Given records section start

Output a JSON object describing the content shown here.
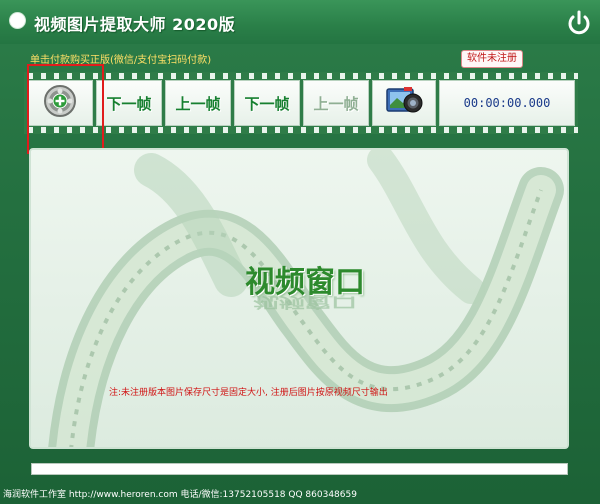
{
  "window": {
    "title": "视频图片提取大师  2020版"
  },
  "header": {
    "buy_link": "单击付款购买正版(微信/支付宝扫码付款)",
    "registration_badge": "软件未注册"
  },
  "toolbar": {
    "add_file_icon": "film-reel-plus-icon",
    "next_frame_label": "下一帧",
    "prev_frame_label": "上一帧",
    "next_frame_label_2": "下一帧",
    "prev_frame_label_2": "上一帧",
    "snapshot_icon": "camera-film-icon",
    "timecode": "00:00:00.000"
  },
  "video": {
    "window_label": "视频窗口",
    "note": "注:未注册版本图片保存尺寸是固定大小, 注册后图片按原视频尺寸输出"
  },
  "progress": {
    "value": 0
  },
  "status_bar": {
    "text": "海润软件工作室 http://www.heroren.com 电话/微信:13752105518  QQ 860348659"
  },
  "colors": {
    "background": "#247040",
    "accent_green": "#178030",
    "warning_red": "#d01414",
    "timecode_blue": "#1a3a8a",
    "buy_link_yellow": "#ffe066"
  }
}
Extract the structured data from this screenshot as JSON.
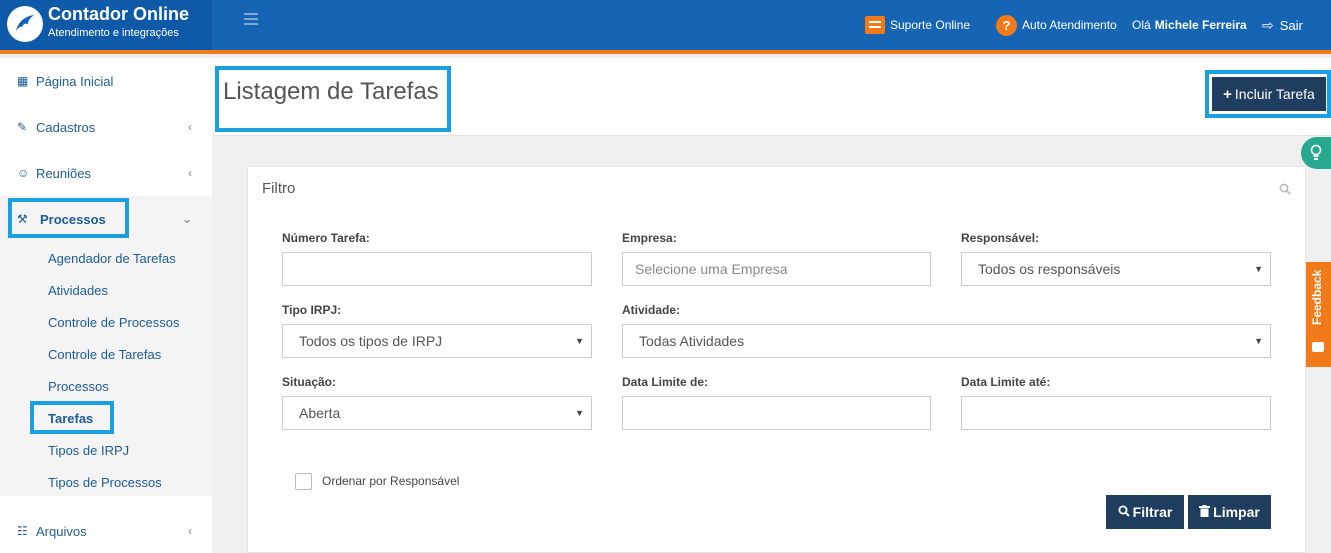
{
  "header": {
    "brand_title": "Contador Online",
    "brand_subtitle": "Atendimento e integrações",
    "suporte_label": "Suporte Online",
    "auto_label": "Auto Atendimento",
    "auto_icon_glyph": "?",
    "greeting_prefix": "Olá",
    "user_name": "Michele Ferreira",
    "logout_label": "Sair",
    "colors": {
      "bar": "#1565b4",
      "accent": "#f27a1a"
    }
  },
  "sidebar": {
    "items": [
      {
        "label": "Página Inicial",
        "icon": "dashboard-icon"
      },
      {
        "label": "Cadastros",
        "icon": "edit-icon"
      },
      {
        "label": "Reuniões",
        "icon": "users-icon"
      },
      {
        "label": "Processos",
        "icon": "gavel-icon"
      },
      {
        "label": "Arquivos",
        "icon": "file-icon"
      }
    ],
    "processos_subitems": [
      "Agendador de Tarefas",
      "Atividades",
      "Controle de Processos",
      "Controle de Tarefas",
      "Processos",
      "Tarefas",
      "Tipos de IRPJ",
      "Tipos de Processos"
    ]
  },
  "page": {
    "title": "Listagem de Tarefas",
    "add_button": "Incluir Tarefa"
  },
  "feedback_label": "Feedback",
  "filter": {
    "title": "Filtro",
    "fields": {
      "numero_tarefa": {
        "label": "Número Tarefa:",
        "value": ""
      },
      "empresa": {
        "label": "Empresa:",
        "placeholder": "Selecione uma Empresa"
      },
      "responsavel": {
        "label": "Responsável:",
        "value": "Todos os responsáveis"
      },
      "tipo_irpj": {
        "label": "Tipo IRPJ:",
        "value": "Todos os tipos de IRPJ"
      },
      "atividade": {
        "label": "Atividade:",
        "value": "Todas Atividades"
      },
      "situacao": {
        "label": "Situação:",
        "value": "Aberta"
      },
      "data_limite_de": {
        "label": "Data Limite de:",
        "value": ""
      },
      "data_limite_ate": {
        "label": "Data Limite até:",
        "value": ""
      }
    },
    "order_by_responsible_label": "Ordenar por Responsável",
    "order_by_responsible_checked": false,
    "filter_button": "Filtrar",
    "clear_button": "Limpar"
  }
}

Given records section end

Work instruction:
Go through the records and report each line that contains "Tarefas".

Worked solution:
      "Agendador de Tarefas",
      "Controle de Tarefas",
      "Tarefas",
    "title": "Listagem de Tarefas",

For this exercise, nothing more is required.